BY GINNA PARSONS
BALDWYN – When Megan Cagle was in sixth grade, the art teacher at her elementary school saw talent and promise in the young student. In gifted classes, Cagle did well with pencil drawings and eventually she moved on to oil and pastel paintings.
And while Cagle never lost her love for drawing, it is pottery that fuels her soul these days. And for that, she also has school to thank.
“In 11th grade at Baldwyn High School I was in DECA and you had to have a job and work 10 to 15 hours a week,” said Cagle, 22. DECA is a school-based group that supports the development of marketing and management skills in career areas such as hospitality, finance, sales and service, business administration and entrepreneurship. “I went to Saltillo to Amity Pottery and applied, and she hired me.”
While working as a potter's assistant to owner Melissa Mills, Cagle learned how to make hand-built and free-form pottery – everything but pottery that was thrown at the wheel.
That's where her classes at Northeast Mississippi Community College came in to play.
“I was an interior design major and one of the first classes I took was Ceramics 101,” Cagle said. “A piece I made for that class won first place at the school's art show that year.”
Cagle also had to learn to use a wheel to throw pottery for the class, but she threw only two pieces. She later bought a wheel of her own to perfect her skills.
“I'm an artsy-type person,” Cagle said. “My daddy's dream has always been for me to open up a pottery shop.”
And so she did.
Decorative and functional
A couple of summers ago, Cagle worked part time for Eric and Nan Nanney at Flexible Landscapes in Baldwyn. She learned about bedding plants and hanging plants and how to take care of them and did whatever was needed to help out in the garden center.
The following November, when landscape business typically falls off, the Nanneys were looking for something to get people into their shop for Christmas trees and holiday offerings.
“And I stuck my foot right in the door,” Cagle said. With her came her pottery.
The young entrepreneur makes functional pieces, such as bowls, cups, platters and soap dishes, and all are microwave, oven and dishwasher safe.
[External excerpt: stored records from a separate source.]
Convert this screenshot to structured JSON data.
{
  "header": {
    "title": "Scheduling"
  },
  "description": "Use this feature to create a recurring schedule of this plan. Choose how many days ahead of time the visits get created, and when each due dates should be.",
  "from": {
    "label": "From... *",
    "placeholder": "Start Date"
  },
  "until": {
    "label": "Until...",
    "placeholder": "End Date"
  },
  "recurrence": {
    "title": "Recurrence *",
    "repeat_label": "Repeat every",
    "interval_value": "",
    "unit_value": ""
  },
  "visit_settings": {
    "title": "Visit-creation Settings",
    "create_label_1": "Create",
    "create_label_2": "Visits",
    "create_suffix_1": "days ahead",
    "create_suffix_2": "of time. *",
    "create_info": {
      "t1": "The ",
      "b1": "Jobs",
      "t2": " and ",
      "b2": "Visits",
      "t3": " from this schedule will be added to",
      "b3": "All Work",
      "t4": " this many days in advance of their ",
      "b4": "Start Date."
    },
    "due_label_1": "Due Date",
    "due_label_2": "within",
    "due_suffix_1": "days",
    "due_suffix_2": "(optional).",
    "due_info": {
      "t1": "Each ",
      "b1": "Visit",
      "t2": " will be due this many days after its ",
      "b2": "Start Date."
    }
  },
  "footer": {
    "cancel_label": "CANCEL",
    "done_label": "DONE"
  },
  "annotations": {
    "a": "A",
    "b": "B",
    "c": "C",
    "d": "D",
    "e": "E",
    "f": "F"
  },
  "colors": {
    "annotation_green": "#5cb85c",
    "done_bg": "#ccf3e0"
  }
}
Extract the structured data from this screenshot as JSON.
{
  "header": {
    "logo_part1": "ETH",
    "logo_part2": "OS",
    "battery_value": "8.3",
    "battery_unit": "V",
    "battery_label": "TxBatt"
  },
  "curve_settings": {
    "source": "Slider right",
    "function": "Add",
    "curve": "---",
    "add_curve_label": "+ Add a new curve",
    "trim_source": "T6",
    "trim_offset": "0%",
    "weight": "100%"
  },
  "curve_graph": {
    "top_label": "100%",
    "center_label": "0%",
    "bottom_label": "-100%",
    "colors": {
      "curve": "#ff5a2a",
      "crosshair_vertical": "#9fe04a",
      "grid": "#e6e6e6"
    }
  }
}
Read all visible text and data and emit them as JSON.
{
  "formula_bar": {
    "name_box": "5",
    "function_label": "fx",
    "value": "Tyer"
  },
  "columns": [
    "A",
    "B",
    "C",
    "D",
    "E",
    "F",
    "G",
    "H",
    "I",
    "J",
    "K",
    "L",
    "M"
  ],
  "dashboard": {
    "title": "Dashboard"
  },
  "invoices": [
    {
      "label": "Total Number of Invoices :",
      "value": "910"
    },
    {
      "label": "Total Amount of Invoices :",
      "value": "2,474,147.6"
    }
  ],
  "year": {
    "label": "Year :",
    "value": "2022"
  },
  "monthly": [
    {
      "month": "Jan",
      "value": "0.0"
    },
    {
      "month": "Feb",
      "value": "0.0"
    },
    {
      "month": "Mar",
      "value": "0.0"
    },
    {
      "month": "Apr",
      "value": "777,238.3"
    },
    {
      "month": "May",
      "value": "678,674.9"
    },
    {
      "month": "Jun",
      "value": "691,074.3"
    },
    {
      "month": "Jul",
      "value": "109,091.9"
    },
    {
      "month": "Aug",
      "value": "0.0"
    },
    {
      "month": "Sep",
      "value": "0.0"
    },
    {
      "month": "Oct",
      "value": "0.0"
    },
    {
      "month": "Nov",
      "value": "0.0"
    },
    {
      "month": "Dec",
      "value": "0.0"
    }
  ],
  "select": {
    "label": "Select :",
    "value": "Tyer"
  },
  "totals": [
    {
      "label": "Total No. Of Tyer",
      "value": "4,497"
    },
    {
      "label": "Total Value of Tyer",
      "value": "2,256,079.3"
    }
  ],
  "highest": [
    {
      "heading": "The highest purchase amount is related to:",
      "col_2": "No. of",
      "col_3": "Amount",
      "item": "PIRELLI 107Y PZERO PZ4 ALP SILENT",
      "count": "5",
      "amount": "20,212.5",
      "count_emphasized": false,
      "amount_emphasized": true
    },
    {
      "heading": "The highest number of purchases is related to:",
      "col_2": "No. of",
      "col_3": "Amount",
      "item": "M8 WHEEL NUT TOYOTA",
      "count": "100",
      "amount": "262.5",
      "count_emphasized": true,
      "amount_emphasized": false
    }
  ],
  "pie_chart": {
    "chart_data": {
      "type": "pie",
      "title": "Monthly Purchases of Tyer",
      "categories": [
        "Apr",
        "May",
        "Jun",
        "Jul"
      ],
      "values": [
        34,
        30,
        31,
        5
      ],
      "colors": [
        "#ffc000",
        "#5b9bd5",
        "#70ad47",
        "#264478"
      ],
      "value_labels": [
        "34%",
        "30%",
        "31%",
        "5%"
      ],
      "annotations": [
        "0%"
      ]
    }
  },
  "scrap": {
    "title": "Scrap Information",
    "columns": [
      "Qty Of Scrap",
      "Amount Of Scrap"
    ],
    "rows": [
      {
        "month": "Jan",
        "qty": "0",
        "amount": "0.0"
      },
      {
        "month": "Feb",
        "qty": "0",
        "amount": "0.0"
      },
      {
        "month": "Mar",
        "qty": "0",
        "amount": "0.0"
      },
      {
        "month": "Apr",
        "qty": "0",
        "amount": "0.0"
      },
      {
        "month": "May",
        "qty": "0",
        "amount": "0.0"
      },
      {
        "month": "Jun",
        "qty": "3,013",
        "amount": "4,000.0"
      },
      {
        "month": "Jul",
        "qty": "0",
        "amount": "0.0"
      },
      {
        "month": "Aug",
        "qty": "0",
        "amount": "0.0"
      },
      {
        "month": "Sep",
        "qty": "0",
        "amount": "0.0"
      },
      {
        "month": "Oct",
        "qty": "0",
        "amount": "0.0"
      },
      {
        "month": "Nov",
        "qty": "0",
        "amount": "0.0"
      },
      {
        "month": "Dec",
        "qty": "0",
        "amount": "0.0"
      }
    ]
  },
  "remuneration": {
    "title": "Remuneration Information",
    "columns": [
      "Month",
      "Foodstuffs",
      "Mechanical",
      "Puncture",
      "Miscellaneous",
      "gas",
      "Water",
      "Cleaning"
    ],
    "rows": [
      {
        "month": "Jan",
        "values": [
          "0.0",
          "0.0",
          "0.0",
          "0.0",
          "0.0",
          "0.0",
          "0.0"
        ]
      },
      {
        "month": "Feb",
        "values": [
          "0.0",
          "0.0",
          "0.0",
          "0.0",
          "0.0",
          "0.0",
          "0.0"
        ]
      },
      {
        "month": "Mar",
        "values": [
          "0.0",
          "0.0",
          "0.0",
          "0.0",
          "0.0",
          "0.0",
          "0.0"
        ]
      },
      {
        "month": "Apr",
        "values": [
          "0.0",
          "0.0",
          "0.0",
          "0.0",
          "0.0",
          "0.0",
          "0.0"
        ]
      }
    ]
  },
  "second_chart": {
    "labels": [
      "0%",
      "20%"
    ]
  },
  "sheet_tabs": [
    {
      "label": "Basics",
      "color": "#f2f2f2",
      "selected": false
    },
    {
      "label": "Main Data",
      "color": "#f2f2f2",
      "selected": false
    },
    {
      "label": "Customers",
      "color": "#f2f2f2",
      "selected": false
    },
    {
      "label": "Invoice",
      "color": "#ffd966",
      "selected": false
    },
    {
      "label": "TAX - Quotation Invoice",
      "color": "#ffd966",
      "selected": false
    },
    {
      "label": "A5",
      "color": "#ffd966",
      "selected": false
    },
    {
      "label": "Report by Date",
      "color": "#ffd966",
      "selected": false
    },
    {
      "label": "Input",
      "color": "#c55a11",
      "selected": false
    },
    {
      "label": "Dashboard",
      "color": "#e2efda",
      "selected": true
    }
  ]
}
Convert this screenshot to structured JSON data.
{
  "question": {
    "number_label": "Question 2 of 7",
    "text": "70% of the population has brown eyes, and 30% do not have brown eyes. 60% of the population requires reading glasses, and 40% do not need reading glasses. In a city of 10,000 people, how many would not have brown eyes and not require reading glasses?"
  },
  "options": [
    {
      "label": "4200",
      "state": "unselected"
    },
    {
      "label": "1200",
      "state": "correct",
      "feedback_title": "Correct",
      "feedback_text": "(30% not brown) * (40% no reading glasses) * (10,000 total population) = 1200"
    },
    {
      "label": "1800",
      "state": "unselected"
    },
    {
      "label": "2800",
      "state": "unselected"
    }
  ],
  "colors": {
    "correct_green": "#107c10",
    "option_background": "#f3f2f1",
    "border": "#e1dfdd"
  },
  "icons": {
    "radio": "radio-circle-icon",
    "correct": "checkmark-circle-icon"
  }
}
But she also makes decorative pieces, such as crosses, ornaments and candle holders.
A popular item right now are children's handprints and footprints cast in pottery.
“You call before you come so I'm ready for you,” she said. “You bring your child and choose either a flat piece or a ribbon bowl to press their prints into. We can make them to hang on the wall or display on an easel. We can do a smaller size – a single handprint or footprint – that can be made into an ornament.”
Cagle said it takes between four and six weeks to get the finished products back because they have to go through a bisque-firing in a kiln, then they're glazed, then they go back in the kiln for a glaze-firing.
Hurry up and go
If you'd like, you can see or purchase some of Cagle's pottery at her shop in Baldwyn, located across from the old National Guard Armory (365-5333). She's open Tuesdays through Saturdays, but you better go soon. Cagle will be saying her “I Do's” to Adam Hargett on July 29 and she plans to close the shop from July 26 to Aug. 14 for her honeymoon.
Cagle hopes to one day have her pottery in other retail shops in Mississippi so she can build up a bigger clientele. She'd also like to find time to resume her drawing and painting. But one thing's for sure: She'll keep Meg's Mud Hut and Garden Center operating as long as customers keep coming.
“I like to meet people, especially old people, and hear their stories,” she said. “I could not be stuck in an office job. That would just drive me over the edge. If business is good, I'll stay here until I'm old and gray.”
Contact Ginna Parsons at 678-1581 or firstname.lastname@example.org